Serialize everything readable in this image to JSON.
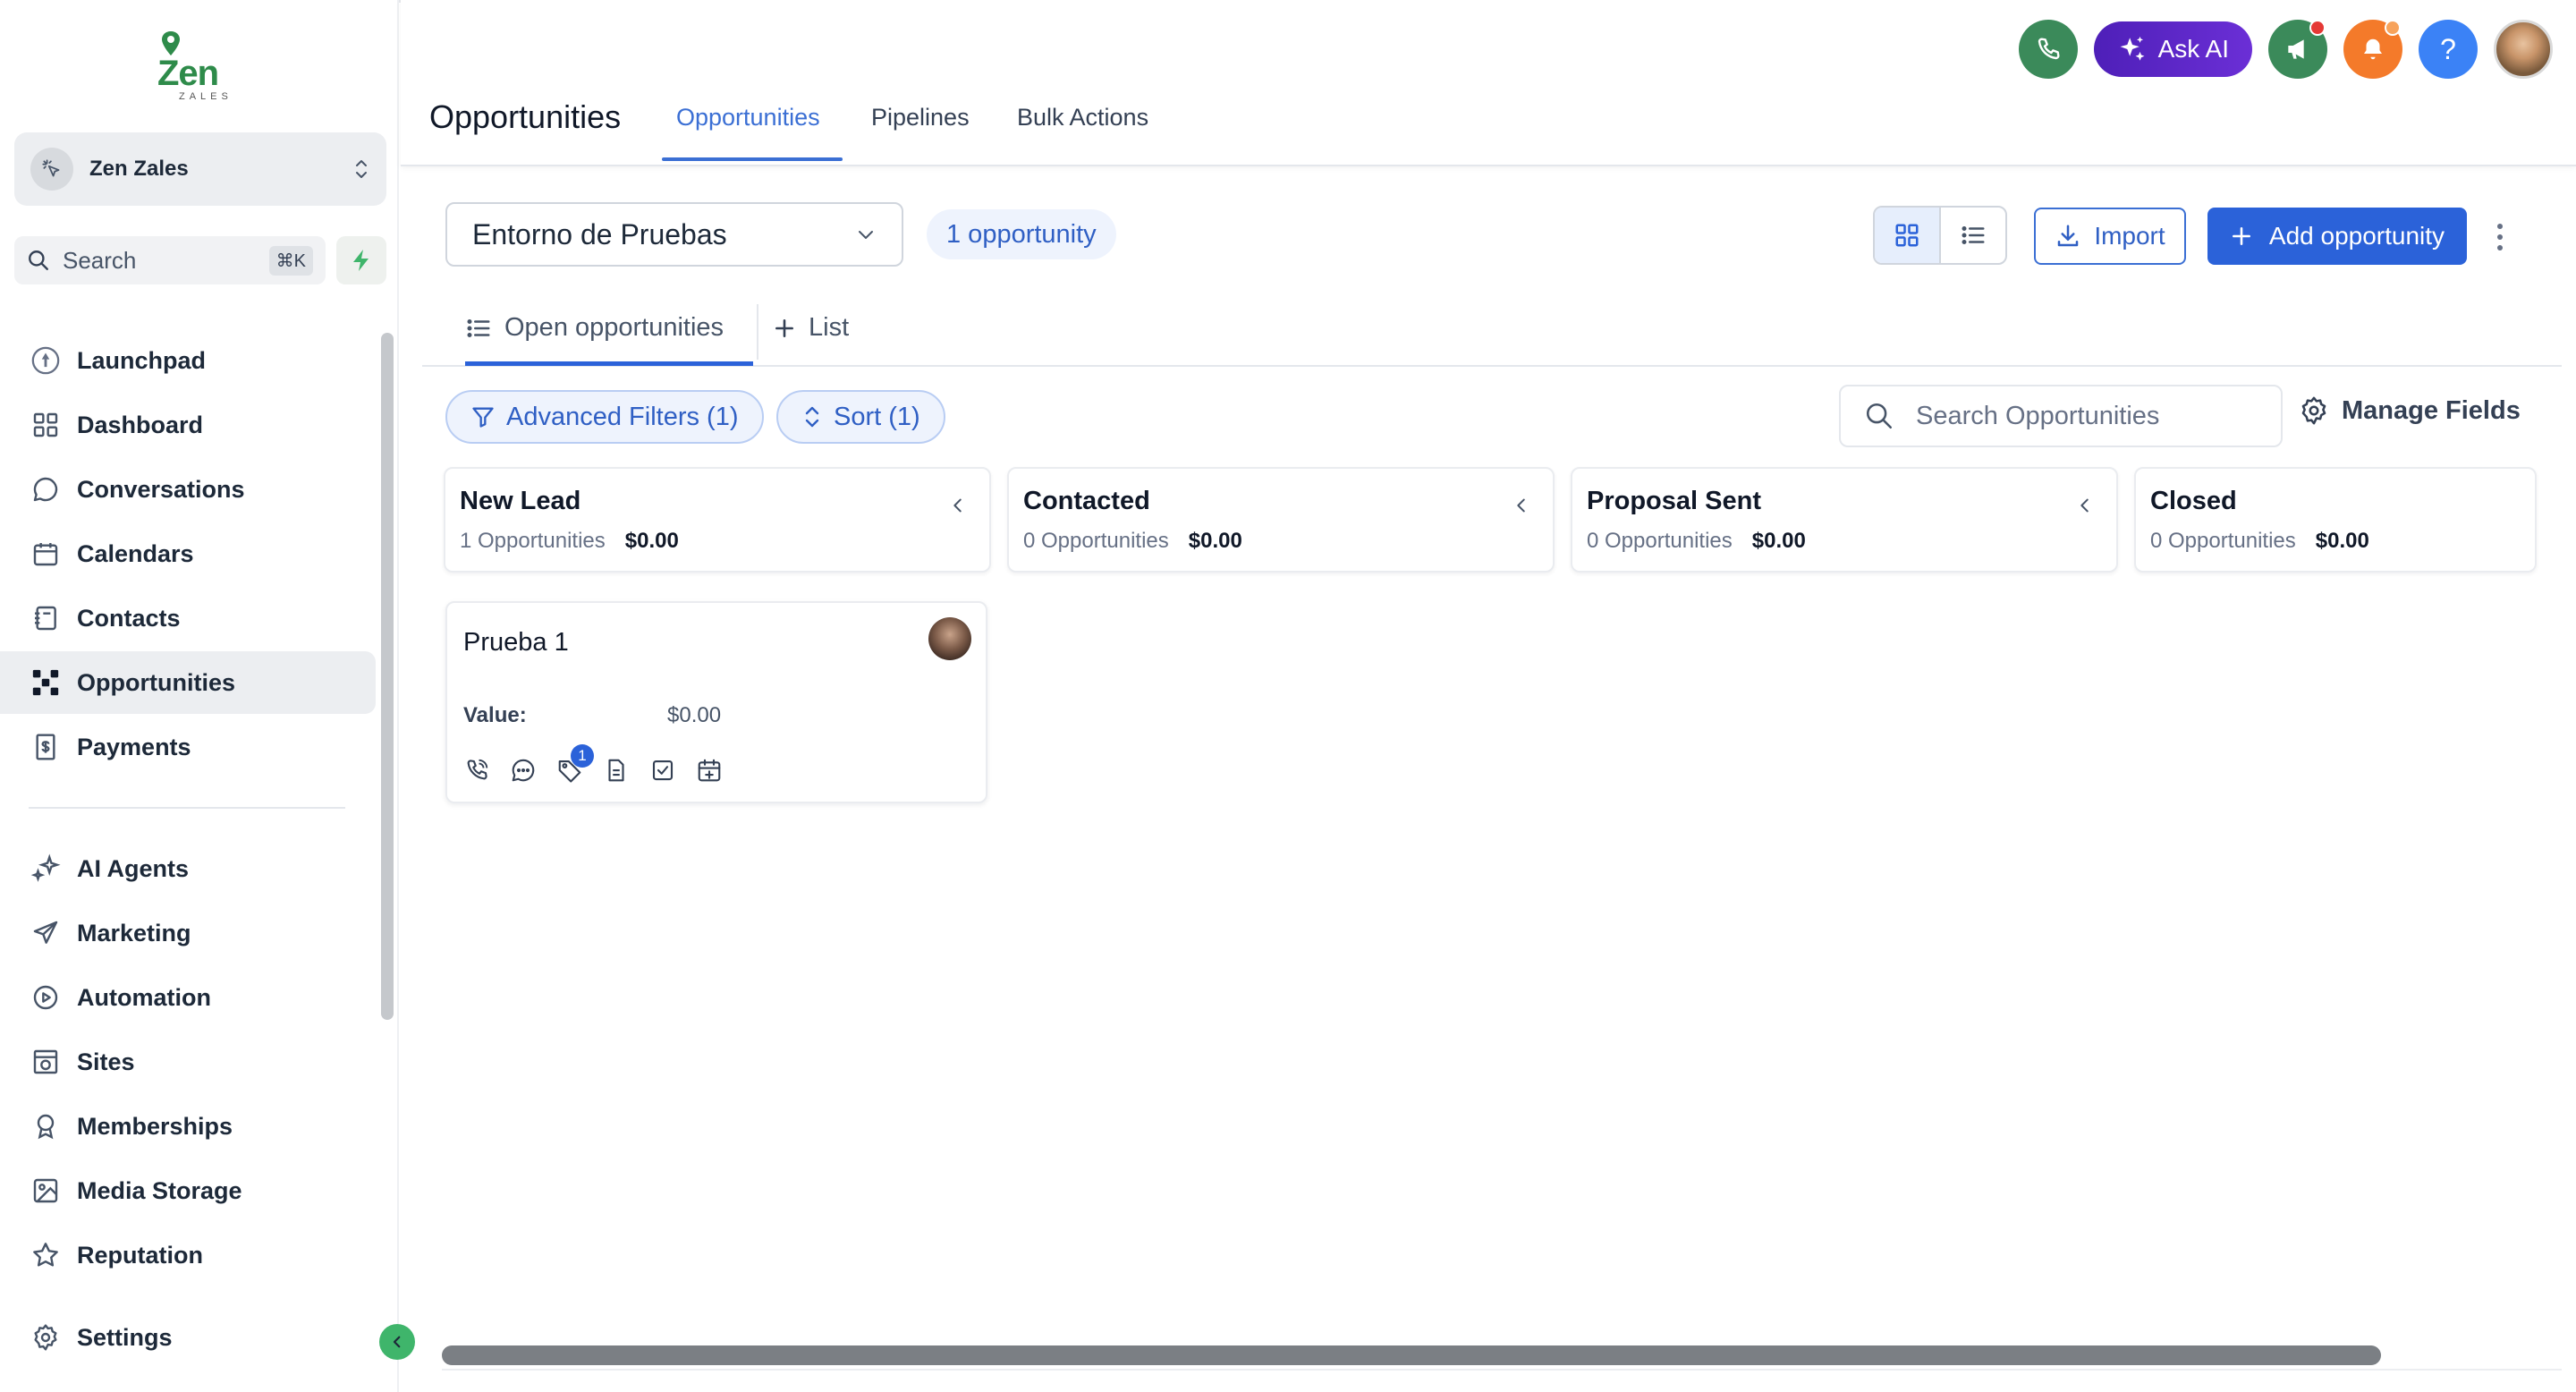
{
  "brand": {
    "logo_text": "Zen",
    "logo_sub": "ZALES"
  },
  "sidebar": {
    "account_name": "Zen Zales",
    "search_label": "Search",
    "search_shortcut": "⌘K",
    "items": [
      {
        "label": "Launchpad",
        "icon": "rocket-icon"
      },
      {
        "label": "Dashboard",
        "icon": "grid-icon"
      },
      {
        "label": "Conversations",
        "icon": "chat-icon"
      },
      {
        "label": "Calendars",
        "icon": "calendar-icon"
      },
      {
        "label": "Contacts",
        "icon": "contact-book-icon"
      },
      {
        "label": "Opportunities",
        "icon": "opportunities-icon",
        "active": true
      },
      {
        "label": "Payments",
        "icon": "payments-icon"
      }
    ],
    "items2": [
      {
        "label": "AI Agents",
        "icon": "sparkle-icon"
      },
      {
        "label": "Marketing",
        "icon": "send-icon"
      },
      {
        "label": "Automation",
        "icon": "automation-icon"
      },
      {
        "label": "Sites",
        "icon": "globe-icon"
      },
      {
        "label": "Memberships",
        "icon": "badge-icon"
      },
      {
        "label": "Media Storage",
        "icon": "image-icon"
      },
      {
        "label": "Reputation",
        "icon": "star-icon"
      }
    ],
    "settings_label": "Settings"
  },
  "header": {
    "title": "Opportunities",
    "tabs": [
      {
        "label": "Opportunities",
        "active": true
      },
      {
        "label": "Pipelines"
      },
      {
        "label": "Bulk Actions"
      }
    ],
    "ask_ai_label": "Ask AI",
    "colors": {
      "phone": "#3b8a5a",
      "megaphone": "#3b8a5a",
      "bell": "#f47a2a",
      "help": "#3b82f6",
      "ask_ai": "#5a25c7"
    }
  },
  "toolbar": {
    "pipeline_value": "Entorno de Pruebas",
    "count_badge": "1 opportunity",
    "import_label": "Import",
    "add_label": "Add opportunity"
  },
  "subtabs": {
    "open_label": "Open opportunities",
    "list_label": "List"
  },
  "filters": {
    "advanced_label": "Advanced Filters (1)",
    "sort_label": "Sort (1)",
    "search_placeholder": "Search Opportunities",
    "manage_fields_label": "Manage Fields"
  },
  "columns": [
    {
      "title": "New Lead",
      "count_text": "1 Opportunities",
      "amount": "$0.00"
    },
    {
      "title": "Contacted",
      "count_text": "0 Opportunities",
      "amount": "$0.00"
    },
    {
      "title": "Proposal Sent",
      "count_text": "0 Opportunities",
      "amount": "$0.00"
    },
    {
      "title": "Closed",
      "count_text": "0 Opportunities",
      "amount": "$0.00"
    }
  ],
  "card": {
    "title": "Prueba 1",
    "value_label": "Value:",
    "value": "$0.00",
    "tag_badge": "1"
  }
}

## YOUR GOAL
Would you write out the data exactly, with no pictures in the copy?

## ANSWER SECTION
Serialize everything readable in this image to JSON.
{
  "brand": {
    "logo_text": "Zen",
    "logo_sub": "ZALES"
  },
  "sidebar": {
    "account_name": "Zen Zales",
    "search_label": "Search",
    "search_shortcut": "⌘K",
    "items": [
      {
        "label": "Launchpad",
        "icon": "rocket-icon"
      },
      {
        "label": "Dashboard",
        "icon": "grid-icon"
      },
      {
        "label": "Conversations",
        "icon": "chat-icon"
      },
      {
        "label": "Calendars",
        "icon": "calendar-icon"
      },
      {
        "label": "Contacts",
        "icon": "contact-book-icon"
      },
      {
        "label": "Opportunities",
        "icon": "opportunities-icon",
        "active": true
      },
      {
        "label": "Payments",
        "icon": "payments-icon"
      }
    ],
    "items2": [
      {
        "label": "AI Agents",
        "icon": "sparkle-icon"
      },
      {
        "label": "Marketing",
        "icon": "send-icon"
      },
      {
        "label": "Automation",
        "icon": "automation-icon"
      },
      {
        "label": "Sites",
        "icon": "globe-icon"
      },
      {
        "label": "Memberships",
        "icon": "badge-icon"
      },
      {
        "label": "Media Storage",
        "icon": "image-icon"
      },
      {
        "label": "Reputation",
        "icon": "star-icon"
      }
    ],
    "settings_label": "Settings"
  },
  "header": {
    "title": "Opportunities",
    "tabs": [
      {
        "label": "Opportunities",
        "active": true
      },
      {
        "label": "Pipelines"
      },
      {
        "label": "Bulk Actions"
      }
    ],
    "ask_ai_label": "Ask AI",
    "colors": {
      "phone": "#3b8a5a",
      "megaphone": "#3b8a5a",
      "bell": "#f47a2a",
      "help": "#3b82f6",
      "ask_ai": "#5a25c7"
    }
  },
  "toolbar": {
    "pipeline_value": "Entorno de Pruebas",
    "count_badge": "1 opportunity",
    "import_label": "Import",
    "add_label": "Add opportunity"
  },
  "subtabs": {
    "open_label": "Open opportunities",
    "list_label": "List"
  },
  "filters": {
    "advanced_label": "Advanced Filters (1)",
    "sort_label": "Sort (1)",
    "search_placeholder": "Search Opportunities",
    "manage_fields_label": "Manage Fields"
  },
  "columns": [
    {
      "title": "New Lead",
      "count_text": "1 Opportunities",
      "amount": "$0.00"
    },
    {
      "title": "Contacted",
      "count_text": "0 Opportunities",
      "amount": "$0.00"
    },
    {
      "title": "Proposal Sent",
      "count_text": "0 Opportunities",
      "amount": "$0.00"
    },
    {
      "title": "Closed",
      "count_text": "0 Opportunities",
      "amount": "$0.00"
    }
  ],
  "card": {
    "title": "Prueba 1",
    "value_label": "Value:",
    "value": "$0.00",
    "tag_badge": "1"
  }
}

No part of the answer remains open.